A renowned heart surgeon in his native Puerto Rico reportedly recently arrived in Houston for a heart procedure, but, this time, he played the role of patient.
Dr. Raul Garcia Rinaldi began his work as a cardiac surgeon more than four decades ago, with most of those years said to be spent in Puerto Rico.
However, the devastation of Hurricane Maria and the slow recovery process throughout the island left many top-flight medical facilities short on equipment, beds and staff.
Since the hurricane, Dr. Garcia dedicated himself to rebuilding hospitals and operating rooms across the island, even at the cost of his own health.
“When you are a real doctor, you learn to put your things away and really get interested in the patients,” Dr. Garcia said in an interview with a Houston TV station. “I put my symptomology to one side.

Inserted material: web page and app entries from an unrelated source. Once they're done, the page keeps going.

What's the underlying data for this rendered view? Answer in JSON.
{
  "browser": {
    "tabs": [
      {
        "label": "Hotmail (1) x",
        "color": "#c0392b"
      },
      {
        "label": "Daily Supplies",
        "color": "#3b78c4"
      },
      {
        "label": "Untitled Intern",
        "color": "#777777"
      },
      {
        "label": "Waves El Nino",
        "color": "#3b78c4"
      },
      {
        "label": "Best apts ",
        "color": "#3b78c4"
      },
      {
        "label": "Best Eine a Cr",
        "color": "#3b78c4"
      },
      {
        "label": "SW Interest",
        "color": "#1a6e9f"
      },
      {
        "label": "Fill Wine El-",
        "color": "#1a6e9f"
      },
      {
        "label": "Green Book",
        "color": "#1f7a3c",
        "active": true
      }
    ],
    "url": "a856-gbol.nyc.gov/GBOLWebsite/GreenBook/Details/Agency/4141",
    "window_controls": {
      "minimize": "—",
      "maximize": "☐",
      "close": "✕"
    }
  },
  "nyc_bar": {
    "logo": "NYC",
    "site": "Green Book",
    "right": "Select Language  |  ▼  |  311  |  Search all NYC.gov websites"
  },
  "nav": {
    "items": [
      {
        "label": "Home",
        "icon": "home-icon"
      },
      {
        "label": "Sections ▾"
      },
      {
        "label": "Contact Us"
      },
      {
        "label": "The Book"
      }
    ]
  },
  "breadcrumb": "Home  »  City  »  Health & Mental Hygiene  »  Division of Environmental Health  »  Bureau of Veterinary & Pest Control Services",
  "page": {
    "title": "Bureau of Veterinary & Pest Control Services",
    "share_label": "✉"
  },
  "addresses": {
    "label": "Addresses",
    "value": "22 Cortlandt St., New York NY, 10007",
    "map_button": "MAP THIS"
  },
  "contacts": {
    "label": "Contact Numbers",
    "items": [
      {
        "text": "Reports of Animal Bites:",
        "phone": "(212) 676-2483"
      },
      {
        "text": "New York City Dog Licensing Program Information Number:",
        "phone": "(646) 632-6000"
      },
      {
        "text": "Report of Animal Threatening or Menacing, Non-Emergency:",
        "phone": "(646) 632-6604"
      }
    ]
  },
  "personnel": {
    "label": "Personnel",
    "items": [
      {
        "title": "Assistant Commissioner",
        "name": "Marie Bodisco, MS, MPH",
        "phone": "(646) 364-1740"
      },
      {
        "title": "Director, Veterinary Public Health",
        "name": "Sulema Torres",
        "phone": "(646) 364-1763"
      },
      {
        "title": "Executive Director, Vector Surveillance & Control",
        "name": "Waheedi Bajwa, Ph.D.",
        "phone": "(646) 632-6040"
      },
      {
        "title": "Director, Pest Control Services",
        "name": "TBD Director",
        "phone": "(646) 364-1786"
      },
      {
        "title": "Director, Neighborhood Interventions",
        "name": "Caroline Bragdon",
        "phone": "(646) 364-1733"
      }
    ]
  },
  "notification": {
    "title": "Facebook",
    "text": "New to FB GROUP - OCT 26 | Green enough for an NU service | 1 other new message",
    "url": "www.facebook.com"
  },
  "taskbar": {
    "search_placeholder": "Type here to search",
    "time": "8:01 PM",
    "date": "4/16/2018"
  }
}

I knew it was there, but there were other more pressing things that needed to be done.”
Dr. Garcia said he suffered from disease of the aortic valve, the piece of tissue doctors say controlling the blood flow between the heart’s main pumping chamber in the left ventricle and the primary artery sending blood from the heart to the rest of the body – the aorta.
In November, Dr. Garcia began researching procedures to treat the diseased valve.
He said he found out about a non-invasive procedure called a transcatheter aortic valve replacement, also learning one of the leading surgeons who conducted the procedure to be Dr. Tom Nguyen a cardiothoracic surgeon at Memorial Hermann HVI/UTHealth.
“I knew that being a heart surgeon in Puerto Rico with everything that was going on, I was worried that a lot of that extra stress could really complicate his situation,” Dr. Nguyen said in an interview. “I needed the reassurance that the people who were working on me, were competent, that was very, very, very important.”
Dr. Nguyen performed the successful procedure in December.
Just over a week later, Dr. Garcia found his way back to Puerto Rico and back in the operating suite, performing nearly 20 successful procedures since the week since his return.
“It was important to get back to doing work right away, to me that was important,” Dr. Garcia said.